comment by Ben_West · 2020-05-13T18:41:55.921Z · score: 3 (2 votes) · EA(p) · GW(p)

Re-assessment of education & educational institutions

I'm curious to see what happens here. I know a lot of people who are saying "I'm paying $50,000 a year to watch the same lecture I could have watched on YouTube for free?" Of course, that was also true before quarantine, but somehow quarantine has made it more salient.

I'm not sure whether this salience will last and cause a switch towards nontraditional learning.

comment by bfinn · 2020-05-13T19:07:01.180Z · score: 3 (2 votes) · EA(p) · GW(p)

Indeed I think it will accelerate this issue, though maybe not resolve it.

In the UK, and no doubt elsewhere, universities have cancelled courses for the rest of the year, or are making them online-only, but refusing to refund students; which will make students acutely aware of what value for money they're getting, or not.

That said I did read somewhere the observation that as degrees are as much about status & signalling as actual learning, it may make little difference. People will still prefer the prestige of an Ivy League or Oxbridge education if they can get it. That said, that prestige is rather bound up with physical attendance in grand surroundings, surrounded by top-notch professors etc.

comment by Ben_West · 2020-05-14T16:54:45.996Z · score: 3 (2 votes) · EA(p) · GW(p)

Yeah, even if it just leads to acceptance that higher education is about signaling, that seems like a step in the right direction to me. It at least lays the groundwork for future innovators who can optimize for signaling as opposed to "education."

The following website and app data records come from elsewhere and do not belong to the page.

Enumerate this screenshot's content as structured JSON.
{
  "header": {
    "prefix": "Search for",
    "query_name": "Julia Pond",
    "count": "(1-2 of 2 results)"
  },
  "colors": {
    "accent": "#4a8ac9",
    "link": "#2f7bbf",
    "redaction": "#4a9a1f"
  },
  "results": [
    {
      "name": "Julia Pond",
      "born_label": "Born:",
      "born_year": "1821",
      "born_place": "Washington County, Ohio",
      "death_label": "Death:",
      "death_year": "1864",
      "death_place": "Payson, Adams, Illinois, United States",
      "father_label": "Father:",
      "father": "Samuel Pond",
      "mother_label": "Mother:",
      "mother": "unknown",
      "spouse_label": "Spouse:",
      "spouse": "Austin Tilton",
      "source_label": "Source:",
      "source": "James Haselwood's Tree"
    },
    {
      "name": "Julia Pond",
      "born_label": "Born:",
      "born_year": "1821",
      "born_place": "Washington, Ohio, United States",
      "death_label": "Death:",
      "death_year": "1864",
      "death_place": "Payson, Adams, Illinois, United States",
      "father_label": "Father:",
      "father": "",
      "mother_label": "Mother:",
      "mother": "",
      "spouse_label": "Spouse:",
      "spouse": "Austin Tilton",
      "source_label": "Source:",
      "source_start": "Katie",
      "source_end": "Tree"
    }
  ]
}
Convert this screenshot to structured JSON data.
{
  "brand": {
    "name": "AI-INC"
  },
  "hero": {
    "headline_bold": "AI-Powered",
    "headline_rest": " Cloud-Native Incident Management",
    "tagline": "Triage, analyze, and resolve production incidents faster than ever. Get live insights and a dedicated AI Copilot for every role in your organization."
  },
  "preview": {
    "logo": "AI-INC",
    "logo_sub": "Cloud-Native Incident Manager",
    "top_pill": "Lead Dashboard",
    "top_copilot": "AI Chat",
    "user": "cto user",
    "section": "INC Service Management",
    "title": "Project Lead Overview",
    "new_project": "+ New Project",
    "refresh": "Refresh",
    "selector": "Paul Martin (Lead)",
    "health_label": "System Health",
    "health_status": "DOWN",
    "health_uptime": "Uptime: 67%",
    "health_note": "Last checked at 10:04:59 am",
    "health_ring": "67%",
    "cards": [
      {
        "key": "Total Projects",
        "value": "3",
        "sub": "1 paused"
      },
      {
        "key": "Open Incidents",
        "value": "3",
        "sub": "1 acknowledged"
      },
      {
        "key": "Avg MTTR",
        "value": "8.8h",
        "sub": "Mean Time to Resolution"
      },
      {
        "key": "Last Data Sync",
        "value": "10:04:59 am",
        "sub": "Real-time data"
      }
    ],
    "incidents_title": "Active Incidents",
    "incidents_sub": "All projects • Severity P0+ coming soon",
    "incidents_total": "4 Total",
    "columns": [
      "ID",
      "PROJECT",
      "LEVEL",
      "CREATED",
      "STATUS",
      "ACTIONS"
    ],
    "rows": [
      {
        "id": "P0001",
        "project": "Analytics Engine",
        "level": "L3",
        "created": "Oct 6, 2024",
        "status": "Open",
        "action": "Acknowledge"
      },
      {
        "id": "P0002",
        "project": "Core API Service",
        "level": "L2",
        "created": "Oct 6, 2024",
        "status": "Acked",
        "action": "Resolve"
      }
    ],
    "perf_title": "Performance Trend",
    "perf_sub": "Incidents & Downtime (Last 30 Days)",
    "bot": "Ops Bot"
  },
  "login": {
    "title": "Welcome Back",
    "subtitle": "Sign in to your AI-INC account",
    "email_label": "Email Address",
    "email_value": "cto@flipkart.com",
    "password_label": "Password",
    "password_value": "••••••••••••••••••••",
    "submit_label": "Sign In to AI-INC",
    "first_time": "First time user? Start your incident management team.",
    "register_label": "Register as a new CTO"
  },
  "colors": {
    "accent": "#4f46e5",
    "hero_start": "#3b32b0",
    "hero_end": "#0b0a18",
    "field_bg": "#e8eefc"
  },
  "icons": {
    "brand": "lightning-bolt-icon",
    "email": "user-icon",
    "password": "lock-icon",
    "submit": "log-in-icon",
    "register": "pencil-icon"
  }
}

comment by Ben_West · 2020-05-13T18:38:28.629Z · score: 2 (1 votes) · EA(p) · GW(p)

Thanks for this thorough list! Regarding:

Change of government/leader in some countries: if they did not handle pandemic well

Do you have a sense for how well correlated public opinion and government performance is? At least in the US, my impression is that Trump's approval ratings got a slight bump but are now back to normal levels, and public opinion mostly tracks party allegiance rather than any government policy.

comment by bfinn · 2020-05-13T19:12:30.227Z · score: 3 (2 votes) · EA(p) · GW(p)

Indeed, I looked at Trump's approval rating over time and it's been about average for US presidents with little pandemic effect. Possibly the US is a bit of an outlier in this regard though, or it's a bit early for an assessment.

Because the ultimate Covid death toll will be a stark, objective measure of performance relative to other countries, I suspect later in the year it will be harder for voters anywhere to maintain illusions about how well or badly their country has handled the pandemic. (That said, much is not really down to the leaders, as no-one can really be expected to have known how best to handle it, given the limited information early on and the variety of strategies that have been tried. I have little doubt though that Trump's decision-making has been particularly poor.)